### [WORK REQUEST]
Every line of the listing below should be written out exactly, minus its pictures.

*** Begin section ***

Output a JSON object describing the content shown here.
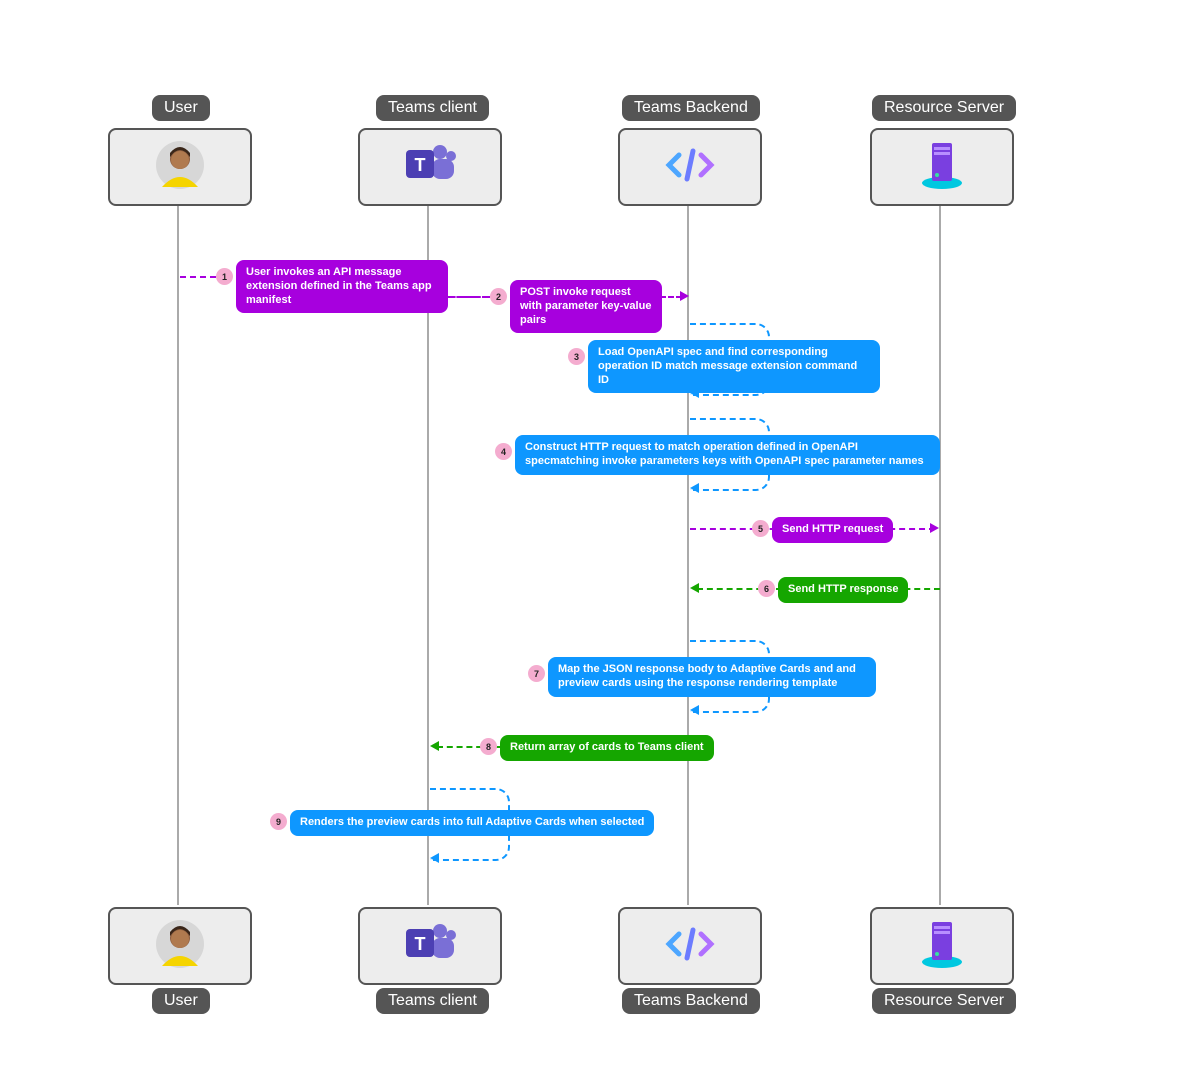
{
  "participants": {
    "user": {
      "label": "User"
    },
    "client": {
      "label": "Teams client"
    },
    "backend": {
      "label": "Teams Backend"
    },
    "server": {
      "label": "Resource Server"
    }
  },
  "steps": [
    {
      "n": "1",
      "text": "User invokes an API message extension defined in the Teams app manifest"
    },
    {
      "n": "2",
      "text": "POST invoke request with parameter key-value pairs"
    },
    {
      "n": "3",
      "text": "Load OpenAPI spec and find corresponding operation ID match message extension command ID"
    },
    {
      "n": "4",
      "text": "Construct HTTP request to match operation defined in OpenAPI specmatching invoke parameters keys with OpenAPI spec parameter names"
    },
    {
      "n": "5",
      "text": "Send HTTP request"
    },
    {
      "n": "6",
      "text": "Send HTTP response"
    },
    {
      "n": "7",
      "text": "Map the JSON response body to  Adaptive Cards and  and preview cards using the response rendering template"
    },
    {
      "n": "8",
      "text": "Return array of cards to Teams client"
    },
    {
      "n": "9",
      "text": "Renders the preview cards into full Adaptive Cards when selected"
    }
  ],
  "colors": {
    "purple": "#A700DE",
    "blue": "#0E97FF",
    "green": "#15A600",
    "pink": "#F4ACCF",
    "grey": "#555555"
  },
  "lanes_x": {
    "user": 178,
    "client": 428,
    "backend": 688,
    "server": 940
  }
}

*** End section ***

### [RESPONSE BELOW]
Output a JSON object describing the content shown here.
{
  "participants": {
    "user": {
      "label": "User"
    },
    "client": {
      "label": "Teams client"
    },
    "backend": {
      "label": "Teams Backend"
    },
    "server": {
      "label": "Resource Server"
    }
  },
  "steps": [
    {
      "n": "1",
      "text": "User invokes an API message extension defined in the Teams app manifest"
    },
    {
      "n": "2",
      "text": "POST invoke request with parameter key-value pairs"
    },
    {
      "n": "3",
      "text": "Load OpenAPI spec and find corresponding operation ID match message extension command ID"
    },
    {
      "n": "4",
      "text": "Construct HTTP request to match operation defined in OpenAPI specmatching invoke parameters keys with OpenAPI spec parameter names"
    },
    {
      "n": "5",
      "text": "Send HTTP request"
    },
    {
      "n": "6",
      "text": "Send HTTP response"
    },
    {
      "n": "7",
      "text": "Map the JSON response body to  Adaptive Cards and  and preview cards using the response rendering template"
    },
    {
      "n": "8",
      "text": "Return array of cards to Teams client"
    },
    {
      "n": "9",
      "text": "Renders the preview cards into full Adaptive Cards when selected"
    }
  ],
  "colors": {
    "purple": "#A700DE",
    "blue": "#0E97FF",
    "green": "#15A600",
    "pink": "#F4ACCF",
    "grey": "#555555"
  },
  "lanes_x": {
    "user": 178,
    "client": 428,
    "backend": 688,
    "server": 940
  }
}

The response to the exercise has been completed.